The dance’s said reference to agriculture is the reason it enthusiastically celebrated by both boys and girls, wearing traditional clothing with brisk movements, during the Ahu Paddy Cultivation to understand our Mother Earth. Aside from the tea and silk, Assam has such a lot more to offer and its folk dances are one of them. 

They’re a truly immersive experience that I, personally, would recommend you witness. However, the little or no knowledge about them is what disappoints me for they are a gem left undiscovered. Let’s leave no stone unturned. Let’s enjoy the sweetness of our rich culture and heritage.

Folk Musical Instruments of Assam:

musical instrument of assam

1. Dhol

Considered to be the foremost important Musical instrument of Assamese Folk culture, Dhol may be a very crucial part of any festival of almost all tribes of Assam. Assamese Bihu and Husari are incomplete without Dhol. The Dhol playing always takes the lead in Bihu and Husari.

2. Gogona

Gogona is an instrument which held within the mouth to play. It’s a contribution of the Mongolian culture. It’s made from Bamboo and requires high level of workmanship. Gogona understood by different names. According to the dimensions, Gogonas named differently, like Lihiri Gogona, Rmdhon Gogona, xaliki Gogona, etc. aside from extensively used in Bihu of Assam, most Mogoloid and Kirat tribes of Assam use Gogona in the folk music. Now a days it’s compulsory for a Bihuwati, (A female Bihu performer) to play Gogona in stage competitions.

3. Xutuli

Xutuli is that the instrument which looks like the half moon. Xutuli believed to be existing since the time beyond history. These sorts of instruments try to imitate the sound of animals and birds and produce the sound of a flute. Within the Assamese folk culture, people believe that the sound of Xutuli invites rain.

In Bohag Bihu, Xutuli has importance of its own. Initially, the Ggorokhiya lora (cowboy’s) used Xutuli as a toy, due to ease of construction. Xutuli played by both boy and girls in Bihu, but most significantly Xutuli is an indispensable part of Jeng Bihu and Bihuwati dances, and predominantly played by girls. Now a days every Bihuwati is desired be an accomplished Xutuli player.

4. Toka
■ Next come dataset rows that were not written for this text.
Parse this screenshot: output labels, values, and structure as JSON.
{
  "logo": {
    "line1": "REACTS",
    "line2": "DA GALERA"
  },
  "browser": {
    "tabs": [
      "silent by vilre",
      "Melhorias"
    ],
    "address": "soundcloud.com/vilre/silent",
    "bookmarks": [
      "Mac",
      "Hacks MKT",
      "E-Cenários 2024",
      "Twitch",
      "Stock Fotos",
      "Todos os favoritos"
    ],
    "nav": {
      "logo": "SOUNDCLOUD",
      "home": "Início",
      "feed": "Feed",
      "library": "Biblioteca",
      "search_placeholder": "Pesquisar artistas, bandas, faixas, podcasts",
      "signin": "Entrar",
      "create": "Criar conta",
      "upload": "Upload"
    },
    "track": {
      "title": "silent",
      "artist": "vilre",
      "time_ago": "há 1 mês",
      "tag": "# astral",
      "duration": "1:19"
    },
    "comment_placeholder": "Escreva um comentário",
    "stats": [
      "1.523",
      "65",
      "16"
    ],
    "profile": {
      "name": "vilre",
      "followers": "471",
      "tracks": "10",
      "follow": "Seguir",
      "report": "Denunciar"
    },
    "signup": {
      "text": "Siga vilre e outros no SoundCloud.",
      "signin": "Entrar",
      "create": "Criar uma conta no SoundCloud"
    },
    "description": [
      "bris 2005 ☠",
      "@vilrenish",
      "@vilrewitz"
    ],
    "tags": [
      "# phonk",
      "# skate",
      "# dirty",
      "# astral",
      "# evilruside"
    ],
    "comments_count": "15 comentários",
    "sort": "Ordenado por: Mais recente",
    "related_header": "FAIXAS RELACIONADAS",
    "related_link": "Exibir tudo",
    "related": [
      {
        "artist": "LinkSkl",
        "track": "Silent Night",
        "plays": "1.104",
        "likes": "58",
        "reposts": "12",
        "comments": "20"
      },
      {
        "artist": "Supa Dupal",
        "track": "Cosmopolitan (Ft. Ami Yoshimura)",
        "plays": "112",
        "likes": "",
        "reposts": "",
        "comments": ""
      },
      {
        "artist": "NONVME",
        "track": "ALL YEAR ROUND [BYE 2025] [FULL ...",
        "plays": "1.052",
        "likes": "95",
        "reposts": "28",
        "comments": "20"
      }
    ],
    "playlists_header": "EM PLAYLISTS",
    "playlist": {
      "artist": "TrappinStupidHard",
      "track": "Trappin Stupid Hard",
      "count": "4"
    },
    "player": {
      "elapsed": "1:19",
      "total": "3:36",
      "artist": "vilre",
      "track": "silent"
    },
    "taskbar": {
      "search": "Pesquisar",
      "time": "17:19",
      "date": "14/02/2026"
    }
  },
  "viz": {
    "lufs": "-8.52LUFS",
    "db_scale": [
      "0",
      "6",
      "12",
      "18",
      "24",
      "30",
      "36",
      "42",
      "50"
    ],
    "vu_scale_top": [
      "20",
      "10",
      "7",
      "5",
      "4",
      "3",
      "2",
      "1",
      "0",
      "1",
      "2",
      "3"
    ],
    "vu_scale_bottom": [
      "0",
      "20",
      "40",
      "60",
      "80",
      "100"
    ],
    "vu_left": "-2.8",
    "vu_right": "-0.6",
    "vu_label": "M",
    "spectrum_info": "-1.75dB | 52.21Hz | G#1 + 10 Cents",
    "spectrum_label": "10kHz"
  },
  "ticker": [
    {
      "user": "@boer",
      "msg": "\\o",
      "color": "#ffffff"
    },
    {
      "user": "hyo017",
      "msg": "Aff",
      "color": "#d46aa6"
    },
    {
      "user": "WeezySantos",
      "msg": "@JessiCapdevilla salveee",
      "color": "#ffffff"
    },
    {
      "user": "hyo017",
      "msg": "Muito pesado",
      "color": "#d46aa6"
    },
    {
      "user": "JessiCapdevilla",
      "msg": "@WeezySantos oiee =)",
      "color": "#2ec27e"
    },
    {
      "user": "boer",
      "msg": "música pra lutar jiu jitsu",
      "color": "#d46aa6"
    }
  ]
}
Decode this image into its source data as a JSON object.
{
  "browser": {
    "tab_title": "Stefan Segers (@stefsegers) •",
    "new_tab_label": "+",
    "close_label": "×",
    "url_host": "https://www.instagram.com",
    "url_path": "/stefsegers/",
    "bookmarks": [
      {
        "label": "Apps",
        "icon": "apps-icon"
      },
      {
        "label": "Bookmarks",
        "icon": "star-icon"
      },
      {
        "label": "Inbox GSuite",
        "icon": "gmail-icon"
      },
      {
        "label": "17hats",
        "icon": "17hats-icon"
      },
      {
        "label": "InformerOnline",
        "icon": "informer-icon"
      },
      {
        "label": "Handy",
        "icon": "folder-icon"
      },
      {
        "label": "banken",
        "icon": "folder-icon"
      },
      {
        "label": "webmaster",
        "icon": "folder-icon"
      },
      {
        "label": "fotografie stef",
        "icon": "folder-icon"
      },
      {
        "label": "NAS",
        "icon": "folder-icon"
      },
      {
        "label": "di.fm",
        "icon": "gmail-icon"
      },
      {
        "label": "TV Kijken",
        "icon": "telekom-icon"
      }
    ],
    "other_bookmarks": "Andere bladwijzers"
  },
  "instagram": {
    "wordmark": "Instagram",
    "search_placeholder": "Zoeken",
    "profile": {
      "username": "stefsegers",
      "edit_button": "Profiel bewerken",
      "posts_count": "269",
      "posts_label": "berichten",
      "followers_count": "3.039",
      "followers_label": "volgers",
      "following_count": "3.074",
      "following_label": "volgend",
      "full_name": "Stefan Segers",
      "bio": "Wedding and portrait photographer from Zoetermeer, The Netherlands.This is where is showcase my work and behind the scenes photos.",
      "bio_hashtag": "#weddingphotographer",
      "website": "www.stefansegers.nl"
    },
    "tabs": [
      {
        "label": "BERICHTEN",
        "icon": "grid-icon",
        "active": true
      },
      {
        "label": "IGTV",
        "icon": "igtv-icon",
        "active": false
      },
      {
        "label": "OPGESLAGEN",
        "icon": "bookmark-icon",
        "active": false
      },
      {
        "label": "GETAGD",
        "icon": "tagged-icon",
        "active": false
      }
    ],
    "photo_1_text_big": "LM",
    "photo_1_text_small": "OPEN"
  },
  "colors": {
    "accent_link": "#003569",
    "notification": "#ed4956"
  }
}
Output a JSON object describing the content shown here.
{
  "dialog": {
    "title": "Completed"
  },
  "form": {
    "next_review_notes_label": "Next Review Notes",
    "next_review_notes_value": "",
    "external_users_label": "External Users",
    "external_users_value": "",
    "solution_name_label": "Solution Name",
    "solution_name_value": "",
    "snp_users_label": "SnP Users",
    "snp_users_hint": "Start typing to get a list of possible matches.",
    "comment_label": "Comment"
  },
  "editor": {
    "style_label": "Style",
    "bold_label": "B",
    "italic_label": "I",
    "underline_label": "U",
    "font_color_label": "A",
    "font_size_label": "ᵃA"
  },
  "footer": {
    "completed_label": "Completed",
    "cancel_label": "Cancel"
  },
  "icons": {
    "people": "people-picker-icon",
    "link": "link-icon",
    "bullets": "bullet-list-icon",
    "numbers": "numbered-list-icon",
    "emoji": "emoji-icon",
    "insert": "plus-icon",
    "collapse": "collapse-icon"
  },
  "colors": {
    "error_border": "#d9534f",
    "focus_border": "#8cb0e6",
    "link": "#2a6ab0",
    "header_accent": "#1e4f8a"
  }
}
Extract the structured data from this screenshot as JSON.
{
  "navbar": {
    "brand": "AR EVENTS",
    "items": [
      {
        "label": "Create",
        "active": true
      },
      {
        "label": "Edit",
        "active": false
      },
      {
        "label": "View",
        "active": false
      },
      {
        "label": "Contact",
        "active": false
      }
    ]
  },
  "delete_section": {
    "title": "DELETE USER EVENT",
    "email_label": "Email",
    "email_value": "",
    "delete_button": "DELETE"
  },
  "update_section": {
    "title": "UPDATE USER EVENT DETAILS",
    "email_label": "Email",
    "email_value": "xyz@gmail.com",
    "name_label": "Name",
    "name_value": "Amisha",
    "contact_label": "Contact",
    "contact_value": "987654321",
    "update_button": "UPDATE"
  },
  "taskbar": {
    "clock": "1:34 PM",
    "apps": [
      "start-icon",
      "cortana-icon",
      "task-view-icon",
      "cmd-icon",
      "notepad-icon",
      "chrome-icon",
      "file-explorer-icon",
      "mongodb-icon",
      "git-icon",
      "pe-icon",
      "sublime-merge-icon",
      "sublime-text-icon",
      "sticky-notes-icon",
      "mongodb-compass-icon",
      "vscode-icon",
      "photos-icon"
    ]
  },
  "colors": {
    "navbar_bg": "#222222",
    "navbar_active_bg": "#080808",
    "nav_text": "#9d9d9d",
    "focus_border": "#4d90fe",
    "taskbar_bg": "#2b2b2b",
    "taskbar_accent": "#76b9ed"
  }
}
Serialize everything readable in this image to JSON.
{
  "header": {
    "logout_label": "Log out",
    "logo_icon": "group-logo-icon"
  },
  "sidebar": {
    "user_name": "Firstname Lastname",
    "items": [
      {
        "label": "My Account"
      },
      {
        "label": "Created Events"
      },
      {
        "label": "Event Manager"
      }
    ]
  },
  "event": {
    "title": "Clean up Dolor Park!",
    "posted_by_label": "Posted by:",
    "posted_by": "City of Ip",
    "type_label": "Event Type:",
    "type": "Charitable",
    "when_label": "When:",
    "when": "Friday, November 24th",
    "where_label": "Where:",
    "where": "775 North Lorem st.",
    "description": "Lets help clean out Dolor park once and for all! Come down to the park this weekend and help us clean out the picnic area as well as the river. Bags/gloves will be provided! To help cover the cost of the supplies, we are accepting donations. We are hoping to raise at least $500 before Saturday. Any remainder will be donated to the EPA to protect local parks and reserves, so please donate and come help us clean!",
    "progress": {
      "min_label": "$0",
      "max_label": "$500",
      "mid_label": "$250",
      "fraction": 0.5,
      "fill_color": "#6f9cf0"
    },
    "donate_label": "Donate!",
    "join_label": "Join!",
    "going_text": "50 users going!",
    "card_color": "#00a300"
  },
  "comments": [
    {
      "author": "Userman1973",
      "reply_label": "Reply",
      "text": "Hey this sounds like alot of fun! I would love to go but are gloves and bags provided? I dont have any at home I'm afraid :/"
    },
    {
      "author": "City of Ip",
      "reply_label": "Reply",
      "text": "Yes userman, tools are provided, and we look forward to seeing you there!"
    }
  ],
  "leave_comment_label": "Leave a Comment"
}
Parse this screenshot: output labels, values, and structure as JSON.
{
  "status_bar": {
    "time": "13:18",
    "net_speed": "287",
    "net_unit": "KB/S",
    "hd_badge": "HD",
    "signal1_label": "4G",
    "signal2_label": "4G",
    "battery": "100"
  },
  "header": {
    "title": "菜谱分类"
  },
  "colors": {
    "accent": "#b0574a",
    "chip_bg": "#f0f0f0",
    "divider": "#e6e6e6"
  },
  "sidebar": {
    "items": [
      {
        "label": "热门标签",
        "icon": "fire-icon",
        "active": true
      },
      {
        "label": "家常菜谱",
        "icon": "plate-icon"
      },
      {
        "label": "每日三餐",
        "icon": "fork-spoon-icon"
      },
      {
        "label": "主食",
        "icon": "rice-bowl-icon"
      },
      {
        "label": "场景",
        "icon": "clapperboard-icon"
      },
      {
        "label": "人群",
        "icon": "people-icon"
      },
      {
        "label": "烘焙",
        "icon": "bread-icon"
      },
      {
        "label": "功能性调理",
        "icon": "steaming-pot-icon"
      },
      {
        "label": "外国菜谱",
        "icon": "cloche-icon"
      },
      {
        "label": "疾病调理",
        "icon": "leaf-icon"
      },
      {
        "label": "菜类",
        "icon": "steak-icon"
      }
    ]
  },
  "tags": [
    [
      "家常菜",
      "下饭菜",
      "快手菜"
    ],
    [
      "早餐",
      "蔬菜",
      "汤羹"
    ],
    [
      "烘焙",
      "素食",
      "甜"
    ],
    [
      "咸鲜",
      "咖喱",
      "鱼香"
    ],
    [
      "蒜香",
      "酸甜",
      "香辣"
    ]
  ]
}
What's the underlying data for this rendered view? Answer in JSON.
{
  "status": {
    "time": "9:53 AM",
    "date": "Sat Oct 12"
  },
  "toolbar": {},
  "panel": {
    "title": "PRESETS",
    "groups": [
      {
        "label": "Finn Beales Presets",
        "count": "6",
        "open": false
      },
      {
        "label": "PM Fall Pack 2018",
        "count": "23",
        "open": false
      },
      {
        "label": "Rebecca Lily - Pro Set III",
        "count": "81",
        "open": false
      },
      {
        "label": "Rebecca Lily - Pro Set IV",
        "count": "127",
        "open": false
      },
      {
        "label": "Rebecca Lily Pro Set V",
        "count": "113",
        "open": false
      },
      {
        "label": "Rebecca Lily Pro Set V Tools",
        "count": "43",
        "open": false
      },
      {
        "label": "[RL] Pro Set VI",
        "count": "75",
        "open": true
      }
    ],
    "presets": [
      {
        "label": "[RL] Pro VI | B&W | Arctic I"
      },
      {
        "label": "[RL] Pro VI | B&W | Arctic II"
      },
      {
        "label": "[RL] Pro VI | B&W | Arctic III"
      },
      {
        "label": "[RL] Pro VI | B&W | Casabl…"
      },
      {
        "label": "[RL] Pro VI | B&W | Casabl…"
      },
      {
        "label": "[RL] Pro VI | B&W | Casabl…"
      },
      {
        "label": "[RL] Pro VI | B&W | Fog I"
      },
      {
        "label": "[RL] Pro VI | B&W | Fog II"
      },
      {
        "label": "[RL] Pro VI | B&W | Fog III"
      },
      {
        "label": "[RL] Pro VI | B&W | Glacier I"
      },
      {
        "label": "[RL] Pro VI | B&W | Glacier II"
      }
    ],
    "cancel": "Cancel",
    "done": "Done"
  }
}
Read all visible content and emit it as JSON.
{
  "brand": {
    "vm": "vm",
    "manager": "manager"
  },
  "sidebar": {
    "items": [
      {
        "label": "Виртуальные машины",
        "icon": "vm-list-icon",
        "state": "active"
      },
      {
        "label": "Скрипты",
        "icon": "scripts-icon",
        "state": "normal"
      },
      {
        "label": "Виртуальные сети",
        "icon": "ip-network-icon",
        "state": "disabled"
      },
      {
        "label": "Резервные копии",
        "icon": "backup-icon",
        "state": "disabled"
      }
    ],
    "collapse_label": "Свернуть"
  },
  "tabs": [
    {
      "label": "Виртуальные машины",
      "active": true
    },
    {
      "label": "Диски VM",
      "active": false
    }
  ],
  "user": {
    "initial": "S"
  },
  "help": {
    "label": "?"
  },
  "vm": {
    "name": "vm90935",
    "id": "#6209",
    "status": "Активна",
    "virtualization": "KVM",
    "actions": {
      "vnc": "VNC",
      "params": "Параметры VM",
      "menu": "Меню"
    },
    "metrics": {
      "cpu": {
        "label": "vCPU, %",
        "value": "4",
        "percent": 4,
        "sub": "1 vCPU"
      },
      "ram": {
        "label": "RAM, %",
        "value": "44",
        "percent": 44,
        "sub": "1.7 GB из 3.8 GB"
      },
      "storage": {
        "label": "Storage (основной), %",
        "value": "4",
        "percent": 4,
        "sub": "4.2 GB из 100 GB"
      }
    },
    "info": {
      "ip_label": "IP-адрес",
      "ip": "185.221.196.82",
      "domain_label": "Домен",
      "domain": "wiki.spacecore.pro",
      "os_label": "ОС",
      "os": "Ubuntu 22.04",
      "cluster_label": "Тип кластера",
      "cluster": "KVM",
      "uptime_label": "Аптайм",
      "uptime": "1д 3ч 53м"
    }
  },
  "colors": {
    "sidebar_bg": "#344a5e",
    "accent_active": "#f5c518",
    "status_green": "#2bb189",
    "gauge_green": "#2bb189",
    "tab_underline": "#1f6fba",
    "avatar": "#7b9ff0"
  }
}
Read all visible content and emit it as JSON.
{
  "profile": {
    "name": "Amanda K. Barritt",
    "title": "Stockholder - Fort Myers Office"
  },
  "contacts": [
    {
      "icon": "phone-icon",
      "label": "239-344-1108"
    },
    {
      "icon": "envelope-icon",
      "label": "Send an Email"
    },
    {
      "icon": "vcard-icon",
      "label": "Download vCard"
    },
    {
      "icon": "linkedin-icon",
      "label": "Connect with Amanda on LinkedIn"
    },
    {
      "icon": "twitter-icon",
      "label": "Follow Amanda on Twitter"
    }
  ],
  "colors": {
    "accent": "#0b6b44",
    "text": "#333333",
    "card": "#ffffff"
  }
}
The first beat of Bihu music kept by clapping hands, which finally led to development of instruments like toka. Toka is extremely popular and easily available musical instrument used in Assamese folk Music. The Bodo tribe of Assam called this ‘Thorka’.

5. Khol

Khol is additionally a percussion instrument and looks very similar to dhol. The instrument formed from clay, with one end having a little head, while the opposite one having a larger head. It’s usually played with both the hands and strung from the neck using a band.

6. Nagada

The opposite name of a Nagada is kettle drums that played with sticks and usually accompanies the Shehnai.